And here’s a poem from a few years back on a similar theme …
A FLUID AND GRACEFUL DAY
One day, everything seemed large,
like large-scale love,
like a sizable breakout from ordinariness --
a substantial present
presented, it seemed, just to him.
There were considerable blessings everywhere,
and ample profits full of pleasure,
and expansive ideas spreading everywhere,
and fluidly and gracefully flowing
Some lovely dried leaves seen on our walk this morning …
And our newly reorganized sunroom …
WORDS LIKE LIGHT
Thursday, October 21, 2021
Today will be perfectly prepared for me. Each moment will be all set to show me exactly what I need to be shown, completely equipped to present the appropriate wonders and miracles. 5:02 a.m. and 9:25 a.m. and 2:31 p.m. and 8:23 p.m. will be ready and waiting for me when I arrive. All the thousands of moments today will be available for me, on hand to help me experience the mysteries of life. Even sad moments, even strained and strenuous ones, will be poised to present precisely what I need to see and hear and feel.
And I also want to be prepared. I want to be willing to accept whatever this day is waiting to offer me. I want to be entirely ready to meet the moment-by-moment surprises as they appear, geared up to get the most out of each and every hour. I want to be sharp and shrewd, primed to appreciate what this day will present to me.
Today, like all of them, is ready and eager to teach me, and I hope I’ll be keen, discerning, and well-prepared to learn.
And here’s a slideshow of scenes from our walk in Elm Grove Cemetery this morning … and our chalkboard poem for today …
In my experience, a lot of guys get satisfaction from saying something like “I can do this, man!” It might be “I can lift this 100 pound weight!”, or “I can climb this mountain!” or “I can do the Boston Marathon in my wheelchair!” However, I don’t recall hearing a guy shout something like “I can accept failure!” or “I can handle being hurt!” Many males of my generation grew up with the idea that toughness means always defeating something – overcoming a towering obstacle, or beating incredible odds, or crushing some enemy or other. Life is a battle, we were taught, and better to take the winner’s ribbon than the loser’s shame. Luckily, in my 79 years I’ve slowly learned a different definition of male toughness. I’ve seen that there can be as much heroism in defeat as in victory, as much gallantry in welcoming and learning from loss as in taking pride in triumph.
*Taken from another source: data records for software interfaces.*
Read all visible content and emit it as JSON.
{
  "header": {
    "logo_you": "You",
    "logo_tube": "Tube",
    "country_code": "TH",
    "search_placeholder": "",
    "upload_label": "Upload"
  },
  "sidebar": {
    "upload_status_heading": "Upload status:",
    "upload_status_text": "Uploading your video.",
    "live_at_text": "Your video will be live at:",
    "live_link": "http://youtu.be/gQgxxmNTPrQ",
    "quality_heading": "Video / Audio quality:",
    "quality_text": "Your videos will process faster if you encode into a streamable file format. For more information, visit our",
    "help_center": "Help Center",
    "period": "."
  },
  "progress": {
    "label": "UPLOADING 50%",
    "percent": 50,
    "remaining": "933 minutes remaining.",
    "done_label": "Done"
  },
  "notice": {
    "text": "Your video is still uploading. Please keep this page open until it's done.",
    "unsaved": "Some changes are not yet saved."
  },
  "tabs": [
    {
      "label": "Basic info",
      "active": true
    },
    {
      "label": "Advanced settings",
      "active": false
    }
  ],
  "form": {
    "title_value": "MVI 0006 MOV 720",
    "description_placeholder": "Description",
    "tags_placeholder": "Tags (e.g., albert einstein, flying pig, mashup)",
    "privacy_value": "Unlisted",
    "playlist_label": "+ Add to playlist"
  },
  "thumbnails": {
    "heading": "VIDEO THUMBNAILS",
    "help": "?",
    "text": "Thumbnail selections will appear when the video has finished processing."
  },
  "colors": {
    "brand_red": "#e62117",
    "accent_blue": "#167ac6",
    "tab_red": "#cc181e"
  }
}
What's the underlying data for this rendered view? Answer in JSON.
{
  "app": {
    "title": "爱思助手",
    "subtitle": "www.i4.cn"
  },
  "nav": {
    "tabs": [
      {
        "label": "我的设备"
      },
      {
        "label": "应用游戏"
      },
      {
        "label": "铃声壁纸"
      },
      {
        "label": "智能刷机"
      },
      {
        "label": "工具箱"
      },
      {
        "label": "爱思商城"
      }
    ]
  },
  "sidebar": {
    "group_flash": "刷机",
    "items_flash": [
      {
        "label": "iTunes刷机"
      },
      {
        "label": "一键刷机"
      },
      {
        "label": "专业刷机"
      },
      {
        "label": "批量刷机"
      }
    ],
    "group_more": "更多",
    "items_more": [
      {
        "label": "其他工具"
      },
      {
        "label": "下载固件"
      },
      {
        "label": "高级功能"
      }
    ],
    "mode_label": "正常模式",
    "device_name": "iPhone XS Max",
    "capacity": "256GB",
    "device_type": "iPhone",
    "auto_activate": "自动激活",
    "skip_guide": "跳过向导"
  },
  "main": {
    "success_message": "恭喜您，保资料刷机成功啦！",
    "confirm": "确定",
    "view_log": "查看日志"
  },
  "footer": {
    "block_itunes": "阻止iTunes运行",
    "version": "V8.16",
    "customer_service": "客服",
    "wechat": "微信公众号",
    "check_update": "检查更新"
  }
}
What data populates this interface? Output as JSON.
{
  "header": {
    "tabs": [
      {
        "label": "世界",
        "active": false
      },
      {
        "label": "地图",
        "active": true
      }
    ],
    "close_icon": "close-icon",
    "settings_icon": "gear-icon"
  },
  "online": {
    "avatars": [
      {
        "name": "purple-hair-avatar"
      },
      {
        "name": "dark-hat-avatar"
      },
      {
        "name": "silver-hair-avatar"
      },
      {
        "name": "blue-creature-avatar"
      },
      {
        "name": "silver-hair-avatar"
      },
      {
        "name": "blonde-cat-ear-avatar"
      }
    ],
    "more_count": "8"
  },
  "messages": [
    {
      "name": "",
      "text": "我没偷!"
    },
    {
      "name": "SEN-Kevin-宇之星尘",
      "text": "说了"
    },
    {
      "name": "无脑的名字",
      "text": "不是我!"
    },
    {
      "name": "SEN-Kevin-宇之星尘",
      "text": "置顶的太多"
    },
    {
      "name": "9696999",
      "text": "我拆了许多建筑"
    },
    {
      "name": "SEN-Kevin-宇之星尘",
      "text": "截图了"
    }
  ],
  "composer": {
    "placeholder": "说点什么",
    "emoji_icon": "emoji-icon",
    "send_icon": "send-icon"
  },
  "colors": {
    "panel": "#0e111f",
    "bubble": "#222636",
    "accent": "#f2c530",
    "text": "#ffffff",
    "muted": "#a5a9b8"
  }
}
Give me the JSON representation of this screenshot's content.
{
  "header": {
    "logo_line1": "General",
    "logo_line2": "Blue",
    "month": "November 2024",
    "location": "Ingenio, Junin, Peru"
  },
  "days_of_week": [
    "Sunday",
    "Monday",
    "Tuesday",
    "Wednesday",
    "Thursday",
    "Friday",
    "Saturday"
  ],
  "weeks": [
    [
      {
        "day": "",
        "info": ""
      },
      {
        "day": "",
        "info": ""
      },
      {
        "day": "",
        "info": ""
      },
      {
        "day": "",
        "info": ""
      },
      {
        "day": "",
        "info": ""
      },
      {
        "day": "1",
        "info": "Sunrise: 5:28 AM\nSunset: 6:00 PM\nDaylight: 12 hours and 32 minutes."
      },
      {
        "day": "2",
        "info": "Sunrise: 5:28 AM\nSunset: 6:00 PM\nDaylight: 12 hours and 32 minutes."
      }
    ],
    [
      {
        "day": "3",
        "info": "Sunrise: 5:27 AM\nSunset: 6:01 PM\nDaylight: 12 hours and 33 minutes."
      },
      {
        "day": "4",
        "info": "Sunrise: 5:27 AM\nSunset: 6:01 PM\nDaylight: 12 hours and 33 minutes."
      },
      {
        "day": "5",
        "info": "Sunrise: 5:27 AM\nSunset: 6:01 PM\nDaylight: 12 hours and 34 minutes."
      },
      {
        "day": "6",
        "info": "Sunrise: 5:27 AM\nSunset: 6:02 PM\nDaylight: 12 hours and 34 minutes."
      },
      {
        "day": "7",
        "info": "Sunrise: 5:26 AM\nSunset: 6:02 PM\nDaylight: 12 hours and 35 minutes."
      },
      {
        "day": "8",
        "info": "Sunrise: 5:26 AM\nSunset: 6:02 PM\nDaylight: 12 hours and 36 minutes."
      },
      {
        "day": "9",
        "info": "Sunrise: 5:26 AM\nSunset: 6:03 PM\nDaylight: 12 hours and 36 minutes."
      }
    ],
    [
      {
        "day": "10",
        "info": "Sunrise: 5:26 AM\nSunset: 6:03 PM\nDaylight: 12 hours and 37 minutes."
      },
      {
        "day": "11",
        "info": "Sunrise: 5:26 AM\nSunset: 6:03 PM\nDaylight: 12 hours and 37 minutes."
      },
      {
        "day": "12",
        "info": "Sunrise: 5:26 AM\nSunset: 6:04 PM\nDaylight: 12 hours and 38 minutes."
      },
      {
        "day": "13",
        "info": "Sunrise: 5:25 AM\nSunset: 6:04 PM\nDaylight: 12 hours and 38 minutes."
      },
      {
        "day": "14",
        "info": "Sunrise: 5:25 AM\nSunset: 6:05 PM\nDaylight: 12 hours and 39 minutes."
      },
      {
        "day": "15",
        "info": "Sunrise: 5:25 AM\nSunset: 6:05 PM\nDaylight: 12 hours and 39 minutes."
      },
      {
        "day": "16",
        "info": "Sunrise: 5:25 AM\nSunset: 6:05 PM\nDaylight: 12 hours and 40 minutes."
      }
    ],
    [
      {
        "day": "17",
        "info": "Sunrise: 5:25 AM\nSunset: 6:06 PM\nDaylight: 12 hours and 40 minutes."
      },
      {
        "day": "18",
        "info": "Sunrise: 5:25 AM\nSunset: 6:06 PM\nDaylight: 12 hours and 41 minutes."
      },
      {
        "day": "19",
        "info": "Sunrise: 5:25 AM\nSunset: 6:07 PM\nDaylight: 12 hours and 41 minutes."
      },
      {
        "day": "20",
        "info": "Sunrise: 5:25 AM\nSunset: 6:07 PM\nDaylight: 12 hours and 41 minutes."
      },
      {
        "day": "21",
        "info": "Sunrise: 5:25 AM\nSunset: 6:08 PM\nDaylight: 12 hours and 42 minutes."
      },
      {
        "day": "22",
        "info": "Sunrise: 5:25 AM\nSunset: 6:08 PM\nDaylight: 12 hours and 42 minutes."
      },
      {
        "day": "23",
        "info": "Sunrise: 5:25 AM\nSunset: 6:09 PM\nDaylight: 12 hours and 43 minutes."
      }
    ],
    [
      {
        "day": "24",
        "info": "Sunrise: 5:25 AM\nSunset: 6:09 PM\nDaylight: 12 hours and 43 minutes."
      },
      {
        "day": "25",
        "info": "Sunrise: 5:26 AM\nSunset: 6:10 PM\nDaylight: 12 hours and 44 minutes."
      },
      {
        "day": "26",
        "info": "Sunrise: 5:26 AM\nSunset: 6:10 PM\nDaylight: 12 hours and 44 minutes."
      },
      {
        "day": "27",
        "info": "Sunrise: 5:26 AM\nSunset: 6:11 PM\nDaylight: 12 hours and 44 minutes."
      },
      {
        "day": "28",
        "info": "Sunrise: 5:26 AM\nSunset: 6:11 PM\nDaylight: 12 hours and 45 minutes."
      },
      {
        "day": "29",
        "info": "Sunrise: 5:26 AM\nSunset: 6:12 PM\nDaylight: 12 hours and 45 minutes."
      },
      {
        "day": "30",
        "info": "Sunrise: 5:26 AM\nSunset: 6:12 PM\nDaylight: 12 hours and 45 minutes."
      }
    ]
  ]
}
Growing up, I was taught that being vulnerable was a sign of male weakness, but now I see that there’s bravery in staying open to being hurt, in allowing myself to live, and learn from, a full life, complete with big wins and ruinous losses. Guys who accept vulnerability with poise are prepared for a gallant kind of victory. Men who can make honest failure a badge to wear and a teacher to learn from have the truest kind of toughness.
IN TOUGH, FL, USA
In Tough, Florida,
the mornings are always resilient,
ready to take your troubles
for a carefree stroll by the shore.
Freedom, in this stout town,
is found even in every problem,
even inside the prison of sorrow.
Even weakness is indestructible in Tough.
The frailest hospital patient
can carry fear like it's a little feather,
and old, wobbly people
are as powerful as the stalwart surf.
If you think life is harsh,
come to Tough
and see how unbreakable kindness is,
how sturdy and solid patience can be.